*** Opening Information provided ***

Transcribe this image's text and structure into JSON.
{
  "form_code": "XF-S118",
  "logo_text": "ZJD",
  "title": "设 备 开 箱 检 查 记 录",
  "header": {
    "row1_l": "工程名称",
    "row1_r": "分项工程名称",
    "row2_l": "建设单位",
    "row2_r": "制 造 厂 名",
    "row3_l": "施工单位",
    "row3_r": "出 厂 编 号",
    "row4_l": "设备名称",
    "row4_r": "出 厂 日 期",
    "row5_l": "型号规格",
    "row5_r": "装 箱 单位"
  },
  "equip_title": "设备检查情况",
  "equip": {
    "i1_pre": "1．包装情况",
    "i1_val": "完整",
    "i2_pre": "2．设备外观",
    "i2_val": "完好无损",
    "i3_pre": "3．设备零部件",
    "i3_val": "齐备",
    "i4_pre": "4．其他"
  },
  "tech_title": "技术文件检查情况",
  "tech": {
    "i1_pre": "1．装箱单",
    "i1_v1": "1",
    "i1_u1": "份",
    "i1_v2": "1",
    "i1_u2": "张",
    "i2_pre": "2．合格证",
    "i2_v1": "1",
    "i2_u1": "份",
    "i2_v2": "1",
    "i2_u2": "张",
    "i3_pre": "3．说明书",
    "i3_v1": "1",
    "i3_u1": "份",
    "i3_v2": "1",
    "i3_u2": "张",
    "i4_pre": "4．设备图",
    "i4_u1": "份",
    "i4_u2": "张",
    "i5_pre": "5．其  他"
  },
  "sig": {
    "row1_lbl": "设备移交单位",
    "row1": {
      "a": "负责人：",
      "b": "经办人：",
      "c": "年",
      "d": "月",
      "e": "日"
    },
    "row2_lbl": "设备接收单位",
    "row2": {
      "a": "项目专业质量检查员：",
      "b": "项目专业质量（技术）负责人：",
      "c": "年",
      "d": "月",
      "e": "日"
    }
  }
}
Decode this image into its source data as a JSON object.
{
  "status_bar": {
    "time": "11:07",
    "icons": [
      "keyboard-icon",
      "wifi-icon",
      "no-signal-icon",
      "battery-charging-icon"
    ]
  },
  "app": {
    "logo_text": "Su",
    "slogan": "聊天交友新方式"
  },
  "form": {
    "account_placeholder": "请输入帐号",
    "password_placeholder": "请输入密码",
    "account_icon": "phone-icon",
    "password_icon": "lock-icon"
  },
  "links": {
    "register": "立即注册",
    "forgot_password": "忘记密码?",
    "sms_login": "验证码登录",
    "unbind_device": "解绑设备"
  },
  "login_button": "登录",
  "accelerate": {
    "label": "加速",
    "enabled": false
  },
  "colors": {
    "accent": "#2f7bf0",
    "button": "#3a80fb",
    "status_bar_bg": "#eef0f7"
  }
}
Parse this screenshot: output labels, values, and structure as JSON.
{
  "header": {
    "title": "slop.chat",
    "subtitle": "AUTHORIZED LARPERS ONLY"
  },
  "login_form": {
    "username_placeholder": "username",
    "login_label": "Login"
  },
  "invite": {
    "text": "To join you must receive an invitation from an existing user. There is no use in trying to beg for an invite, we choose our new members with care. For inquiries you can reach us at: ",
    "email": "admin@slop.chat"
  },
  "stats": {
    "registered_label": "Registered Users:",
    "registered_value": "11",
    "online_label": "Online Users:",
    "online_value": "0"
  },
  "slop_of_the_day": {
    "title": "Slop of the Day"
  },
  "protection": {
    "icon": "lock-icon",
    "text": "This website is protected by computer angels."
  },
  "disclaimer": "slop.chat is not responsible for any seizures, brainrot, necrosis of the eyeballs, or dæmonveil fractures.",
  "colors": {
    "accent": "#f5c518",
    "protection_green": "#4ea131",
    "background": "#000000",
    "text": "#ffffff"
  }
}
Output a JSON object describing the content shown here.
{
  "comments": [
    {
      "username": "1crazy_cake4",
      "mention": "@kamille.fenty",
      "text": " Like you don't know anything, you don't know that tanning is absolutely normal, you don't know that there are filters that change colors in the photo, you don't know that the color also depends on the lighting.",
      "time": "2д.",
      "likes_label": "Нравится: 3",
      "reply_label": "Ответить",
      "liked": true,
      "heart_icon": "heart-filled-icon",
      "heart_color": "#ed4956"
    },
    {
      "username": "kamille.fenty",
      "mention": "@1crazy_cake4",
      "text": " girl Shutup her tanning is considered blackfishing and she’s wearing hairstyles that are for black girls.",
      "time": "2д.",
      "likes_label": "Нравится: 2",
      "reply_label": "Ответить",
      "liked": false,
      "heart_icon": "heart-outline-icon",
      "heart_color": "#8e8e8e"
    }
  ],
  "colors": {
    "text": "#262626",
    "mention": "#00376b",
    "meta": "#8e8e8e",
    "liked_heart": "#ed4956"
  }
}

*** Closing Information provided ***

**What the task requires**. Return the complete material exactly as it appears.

**Result**.
Transcribe this image's text and structure into JSON.
{
  "form_code": "XF-S118",
  "logo_text": "ZJD",
  "title": "设 备 开 箱 检 查 记 录",
  "header": {
    "row1_l": "工程名称",
    "row1_r": "分项工程名称",
    "row2_l": "建设单位",
    "row2_r": "制 造 厂 名",
    "row3_l": "施工单位",
    "row3_r": "出 厂 编 号",
    "row4_l": "设备名称",
    "row4_r": "出 厂 日 期",
    "row5_l": "型号规格",
    "row5_r": "装 箱 单位"
  },
  "equip_title": "设备检查情况",
  "equip": {
    "i1_pre": "1．包装情况",
    "i1_val": "完整",
    "i2_pre": "2．设备外观",
    "i2_val": "完好无损",
    "i3_pre": "3．设备零部件",
    "i3_val": "齐备",
    "i4_pre": "4．其他"
  },
  "tech_title": "技术文件检查情况",
  "tech": {
    "i1_pre": "1．装箱单",
    "i1_v1": "1",
    "i1_u1": "份",
    "i1_v2": "1",
    "i1_u2": "张",
    "i2_pre": "2．合格证",
    "i2_v1": "1",
    "i2_u1": "份",
    "i2_v2": "1",
    "i2_u2": "张",
    "i3_pre": "3．说明书",
    "i3_v1": "1",
    "i3_u1": "份",
    "i3_v2": "1",
    "i3_u2": "张",
    "i4_pre": "4．设备图",
    "i4_u1": "份",
    "i4_u2": "张",
    "i5_pre": "5．其  他"
  },
  "sig": {
    "row1_lbl": "设备移交单位",
    "row1": {
      "a": "负责人：",
      "b": "经办人：",
      "c": "年",
      "d": "月",
      "e": "日"
    },
    "row2_lbl": "设备接收单位",
    "row2": {
      "a": "项目专业质量检查员：",
      "b": "项目专业质量（技术）负责人：",
      "c": "年",
      "d": "月",
      "e": "日"
    }
  }
}
Decode this image into its source data as a JSON object.
{
  "status_bar": {
    "time": "11:07",
    "icons": [
      "keyboard-icon",
      "wifi-icon",
      "no-signal-icon",
      "battery-charging-icon"
    ]
  },
  "app": {
    "logo_text": "Su",
    "slogan": "聊天交友新方式"
  },
  "form": {
    "account_placeholder": "请输入帐号",
    "password_placeholder": "请输入密码",
    "account_icon": "phone-icon",
    "password_icon": "lock-icon"
  },
  "links": {
    "register": "立即注册",
    "forgot_password": "忘记密码?",
    "sms_login": "验证码登录",
    "unbind_device": "解绑设备"
  },
  "login_button": "登录",
  "accelerate": {
    "label": "加速",
    "enabled": false
  },
  "colors": {
    "accent": "#2f7bf0",
    "button": "#3a80fb",
    "status_bar_bg": "#eef0f7"
  }
}
Parse this screenshot: output labels, values, and structure as JSON.
{
  "header": {
    "title": "slop.chat",
    "subtitle": "AUTHORIZED LARPERS ONLY"
  },
  "login_form": {
    "username_placeholder": "username",
    "login_label": "Login"
  },
  "invite": {
    "text": "To join you must receive an invitation from an existing user. There is no use in trying to beg for an invite, we choose our new members with care. For inquiries you can reach us at: ",
    "email": "admin@slop.chat"
  },
  "stats": {
    "registered_label": "Registered Users:",
    "registered_value": "11",
    "online_label": "Online Users:",
    "online_value": "0"
  },
  "slop_of_the_day": {
    "title": "Slop of the Day"
  },
  "protection": {
    "icon": "lock-icon",
    "text": "This website is protected by computer angels."
  },
  "disclaimer": "slop.chat is not responsible for any seizures, brainrot, necrosis of the eyeballs, or dæmonveil fractures.",
  "colors": {
    "accent": "#f5c518",
    "protection_green": "#4ea131",
    "background": "#000000",
    "text": "#ffffff"
  }
}
Output a JSON object describing the content shown here.
{
  "comments": [
    {
      "username": "1crazy_cake4",
      "mention": "@kamille.fenty",
      "text": " Like you don't know anything, you don't know that tanning is absolutely normal, you don't know that there are filters that change colors in the photo, you don't know that the color also depends on the lighting.",
      "time": "2д.",
      "likes_label": "Нравится: 3",
      "reply_label": "Ответить",
      "liked": true,
      "heart_icon": "heart-filled-icon",
      "heart_color": "#ed4956"
    },
    {
      "username": "kamille.fenty",
      "mention": "@1crazy_cake4",
      "text": " girl Shutup her tanning is considered blackfishing and she’s wearing hairstyles that are for black girls.",
      "time": "2д.",
      "likes_label": "Нравится: 2",
      "reply_label": "Ответить",
      "liked": false,
      "heart_icon": "heart-outline-icon",
      "heart_color": "#8e8e8e"
    }
  ],
  "colors": {
    "text": "#262626",
    "mention": "#00376b",
    "meta": "#8e8e8e",
    "liked_heart": "#ed4956"
  }
}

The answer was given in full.